A sparkling satirical novel from the acclaimed author of The House on Moon Lake. A would-be journalist attempts to track down an elusive literary star in the topsy-turvy world of pre-glasnost Eastern Europe and encounters literary apparatchiks, bugged telephones, a pure-spirited poet (with whom she promptly falls in love), and lots of rumors....
|Title||:||Personal Effects: A Novel|
|Number of Pages||:||152 Pages|
|Status||:||Available For Download|
|Last checked||:||21 Minutes ago!|
Personal Effects: A Novel Reviews
The saga of an Italian woman who finds herself suddenly divorced at age 30. Her marriage has just ended and she was “used” by her husband in classic ways. He got her not only to learn to use a computer so she could type his dissertation but he even to write much it for him. Then he is off with a beautiful woman he met professionally. Here’s a quote that sets the theme for the book and shows the quality of the writing: “I looked around - around the house and inside my mind - and seemed unable to rest my eyes on anything I could really call my own. I have nothing of my own, I said to myself. Or not enough, in any case. There are not enough things around me to perform the task of protecting me, delimiting me, defining me, to serve as predicate to my subject, to give me a sense of being less - how shall I say – less amorphous.” Our main character is a sometimes journalist and writer, so with her new found independence she goes off on her own for the first time to visit a nearby (unnamed) Slavic country. She is a specialist in Slavic languages. She seeks to find and interview a mysterious Slavic writer who has experienced a meteoric rise in fame. She finds romance (kind of) on her journey. Mostly she writes in her journal and talks to us as if she is still talking to her ex-husband and her mother. Her mother is the opposite of the main character in almost every way imaginable. Another quote I liked: “I suddenly feel as if I’m on familiar ground. I smell an odor of the West in all this trickery. Suddenly the whole world seems to me like one of those family cartons of ice cream of assorted flavors when it begins to melt and all the colors and flavors run together and blend into a single uniform grey.”The book kept my interest --- there’s more plot to it than I sketched above. Duranti is an excellent writer, best known for her 1986 novel, The House on Moon Lake that won several literary prizes.
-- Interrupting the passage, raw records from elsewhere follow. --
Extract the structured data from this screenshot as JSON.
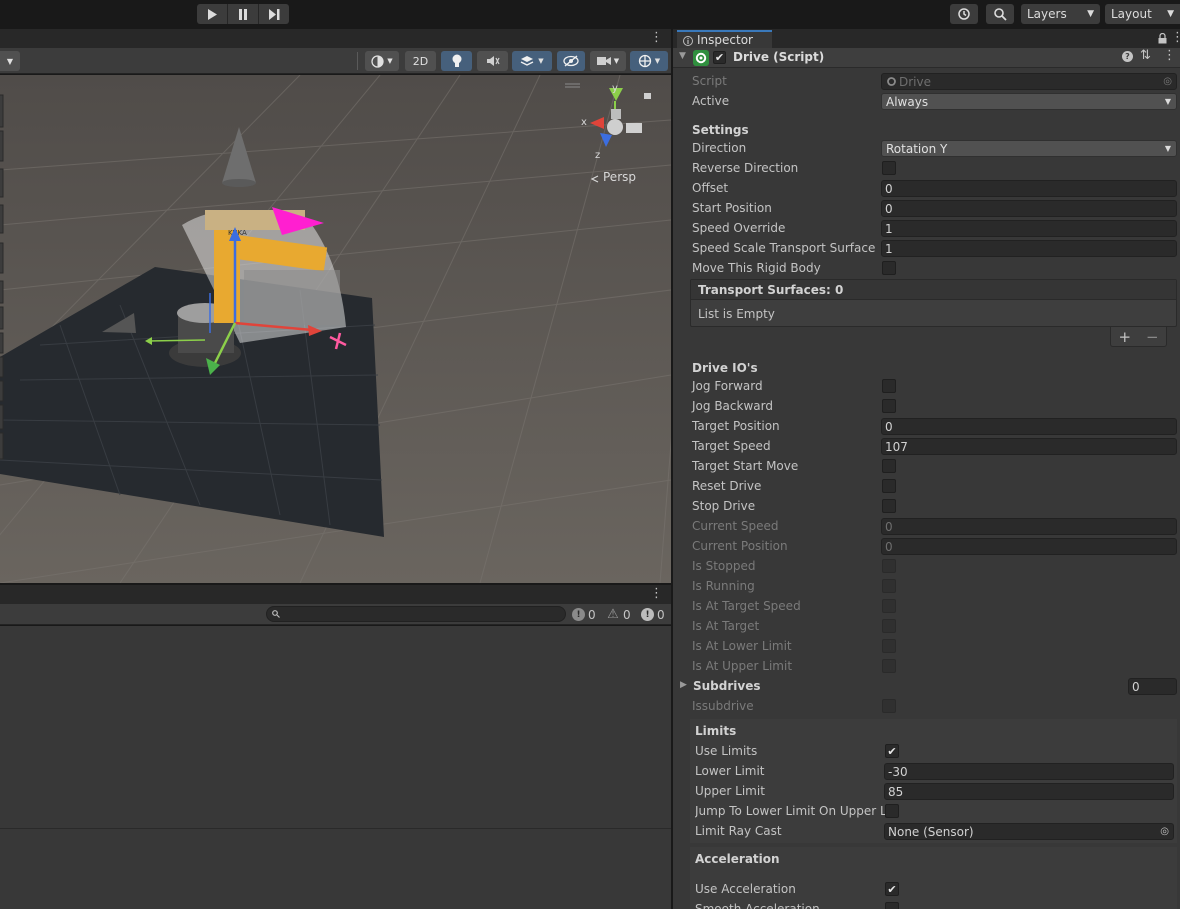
{
  "toolbar": {
    "play_icon": "play-icon",
    "pause_icon": "pause-icon",
    "step_icon": "step-icon",
    "history_icon": "history-icon",
    "search_icon": "search-icon",
    "layers_label": "Layers",
    "layout_label": "Layout"
  },
  "scene": {
    "view_2d_label": "2D",
    "gizmo_axis_x": "x",
    "gizmo_axis_y": "y",
    "gizmo_axis_z": "z",
    "projection_label": "Persp",
    "robot_decal_text": "KUKA"
  },
  "console": {
    "search_value": "",
    "log_count": "0",
    "warning_count": "0",
    "error_count": "0"
  },
  "inspector": {
    "tab_label": "Inspector",
    "component_title": "Drive (Script)",
    "component_enabled": true,
    "script_label": "Script",
    "script_value": "Drive",
    "active_label": "Active",
    "active_value": "Always",
    "settings_header": "Settings",
    "direction_label": "Direction",
    "direction_value": "Rotation Y",
    "reverse_direction_label": "Reverse Direction",
    "offset_label": "Offset",
    "offset_value": "0",
    "start_position_label": "Start Position",
    "start_position_value": "0",
    "speed_override_label": "Speed Override",
    "speed_override_value": "1",
    "speed_scale_label": "Speed Scale Transport Surface",
    "speed_scale_value": "1",
    "move_rigidbody_label": "Move This Rigid Body",
    "transport_surfaces_header": "Transport Surfaces: 0",
    "list_empty_text": "List is Empty",
    "list_add": "+",
    "list_remove": "−",
    "drive_ios_header": "Drive IO's",
    "jog_forward_label": "Jog Forward",
    "jog_backward_label": "Jog Backward",
    "target_position_label": "Target Position",
    "target_position_value": "0",
    "target_speed_label": "Target Speed",
    "target_speed_value": "107",
    "target_start_move_label": "Target Start Move",
    "reset_drive_label": "Reset Drive",
    "stop_drive_label": "Stop Drive",
    "current_speed_label": "Current Speed",
    "current_speed_value": "0",
    "current_position_label": "Current Position",
    "current_position_value": "0",
    "is_stopped_label": "Is Stopped",
    "is_running_label": "Is Running",
    "is_at_target_speed_label": "Is At Target Speed",
    "is_at_target_label": "Is At Target",
    "is_at_lower_limit_label": "Is At Lower Limit",
    "is_at_upper_limit_label": "Is At Upper Limit",
    "subdrives_label": "Subdrives",
    "subdrives_value": "0",
    "issubdrive_label": "Issubdrive",
    "limits_header": "Limits",
    "use_limits_label": "Use Limits",
    "use_limits_checked": true,
    "lower_limit_label": "Lower Limit",
    "lower_limit_value": "-30",
    "upper_limit_label": "Upper Limit",
    "upper_limit_value": "85",
    "jump_to_lower_label": "Jump To Lower Limit On Upper Li",
    "limit_raycast_label": "Limit Ray Cast",
    "limit_raycast_value": "None (Sensor)",
    "acceleration_header": "Acceleration",
    "use_acceleration_label": "Use Acceleration",
    "use_acceleration_checked": true,
    "smooth_acceleration_label": "Smooth Acceleration"
  },
  "colors": {
    "accent_blue": "#3a79bb",
    "panel_bg": "#383838",
    "field_bg": "#2a2a2a",
    "gizmo_x": "#e0443a",
    "gizmo_y": "#8ccf4a",
    "gizmo_z": "#3c6ee0",
    "gizmo_magenta": "#ff1fd0"
  }
}
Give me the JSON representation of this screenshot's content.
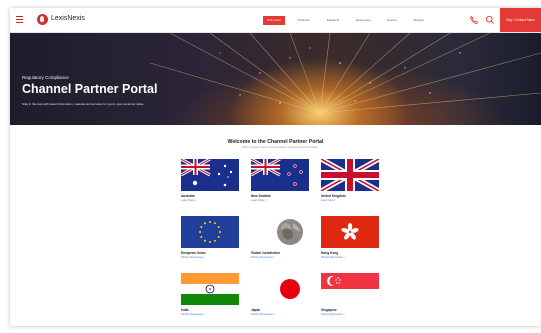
{
  "header": {
    "logo_text": "LexisNexis",
    "nav": [
      "Why Lexis",
      "Products",
      "Solutions",
      "Resources",
      "Events",
      "Support"
    ],
    "cta": "Buy / Contact Sales"
  },
  "hero": {
    "eyebrow": "Regulatory Compliance",
    "title": "Channel Partner Portal",
    "description": "Stay in the loop with latest information, material and services for you to give customer value",
    "colors": {
      "accent": "#e53935",
      "glow": "#ffd678"
    }
  },
  "main": {
    "title": "Welcome to the Channel Partner Portal",
    "subtitle": "Select a region below to access partner resources and information",
    "countries": [
      {
        "name": "Australia",
        "link": "Learn More >",
        "flag": "australia-flag"
      },
      {
        "name": "New Zealand",
        "link": "Learn More >",
        "flag": "new-zealand-flag"
      },
      {
        "name": "United Kingdom",
        "link": "Learn More >",
        "flag": "uk-flag"
      },
      {
        "name": "European Union",
        "link": "Partner Resources >",
        "flag": "eu-flag"
      },
      {
        "name": "Global Jurisdiction",
        "link": "Partner Resources >",
        "flag": "globe-icon"
      },
      {
        "name": "Hong Kong",
        "link": "Partner Resources >",
        "flag": "hong-kong-flag"
      },
      {
        "name": "India",
        "link": "Partner Resources >",
        "flag": "india-flag"
      },
      {
        "name": "Japan",
        "link": "Partner Resources >",
        "flag": "japan-flag"
      },
      {
        "name": "Singapore",
        "link": "Partner Resources >",
        "flag": "singapore-flag"
      }
    ]
  }
}
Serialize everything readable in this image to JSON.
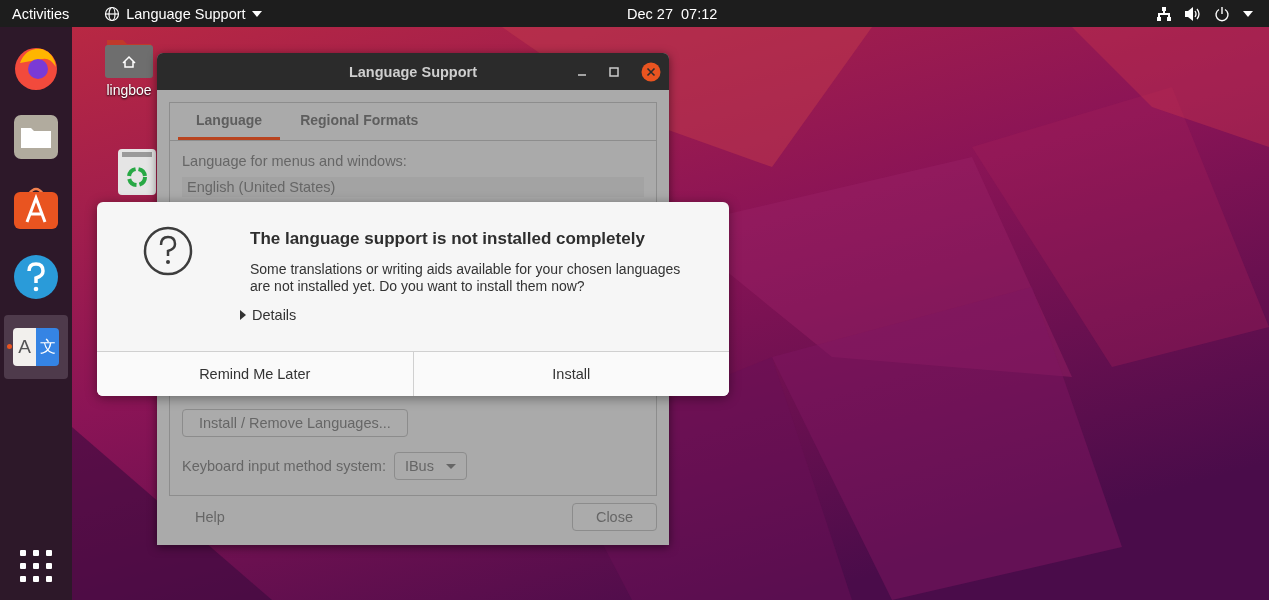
{
  "topbar": {
    "activities": "Activities",
    "app_menu": "Language Support",
    "clock": "Dec 27  07:12"
  },
  "dock": {
    "items": [
      {
        "kind": "firefox",
        "running": false,
        "selected": false
      },
      {
        "kind": "files",
        "running": false,
        "selected": false
      },
      {
        "kind": "store",
        "running": false,
        "selected": false
      },
      {
        "kind": "help",
        "running": false,
        "selected": false
      },
      {
        "kind": "language",
        "running": true,
        "selected": true,
        "glyphs": [
          "A",
          "文"
        ]
      }
    ]
  },
  "desktop_icons": [
    {
      "kind": "home",
      "label": "lingboe"
    },
    {
      "kind": "trash"
    }
  ],
  "window": {
    "title": "Language Support",
    "tabs": [
      {
        "label": "Language",
        "selected": true
      },
      {
        "label": "Regional Formats",
        "selected": false
      }
    ],
    "language_label": "Language for menus and windows:",
    "languages": [
      "English (United States)"
    ],
    "install_button": "Install / Remove Languages...",
    "keyboard_label": "Keyboard input method system:",
    "input_method": "IBus",
    "help_button": "Help",
    "close_button": "Close"
  },
  "dialog": {
    "title": "The language support is not installed completely",
    "message": "Some translations or writing aids available for your chosen languages are not installed yet. Do you want to install them now?",
    "details": {
      "label": "Details",
      "expanded": false
    },
    "buttons": [
      "Remind Me Later",
      "Install"
    ]
  }
}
I was approved of an ARC copy of this novel in exchange for an honest review. This review in its entirety was originally posted at caffeinatedlife.net: http://www.caffeinatedlife.net/blog/2...This novel technically has all of the elements that I normally enjoy in a story: a character on the road to reclaiming something for herself, travelling to another country, Eastern Europe. And yet somehow it all fell flat for me. I think a large part of it has to do with Valentina never resonating with me as a character. Yes, her life was not very happy and she was in need of a change but her narrative never quite connected with me, hence I did not find myself caring about her character journey or the actual goal that she had in finding Milos Jarco. Even her reflections felt rather cold and distant (which may also be because of the translation and the way the author writes in general) and the narrative never felt comfortable to me. I kept reading only because it was a slim volume and I wanted to know/see if there was any moment along Valentina’s journey where it might turn around my reading experience. Sadly there was no such moment: no passion, no rousing moment of intrigue on my part, not to mention a rather bleak ending. Overall, while the elements of this novel sounded interesting and her time in pre-glasnost Eastern Europe was intriguing, this novel was just not a fit for me, leaving me rather bored and disengaged from events in the story.
"I knew it: our earthly paradise on the island has been annulled; made obsolete. It was only an imaginary meeting point. Our real common denominator is this: a monstrosity, a horror that we decide to transform into a precious earthly possession by an act of will, veiling it in secrecy as in a children's game."A sweet and simple tale of loss and redemption of oneself. This book was written in the author's native Italian and translated to English and you could tell that English was not the native language in many of the passages. Additionally, the thought processes were somewhat different and somehow that made it a bit challenging to get accustomed to, but one into it, the story was very compelling. It is a bit of a mystery story as well - the protagonist tries to track down an author behind the iron curtain to interview him and in the process finds some answers for her own life. Very entertaining little slip of a book at only 152 pages!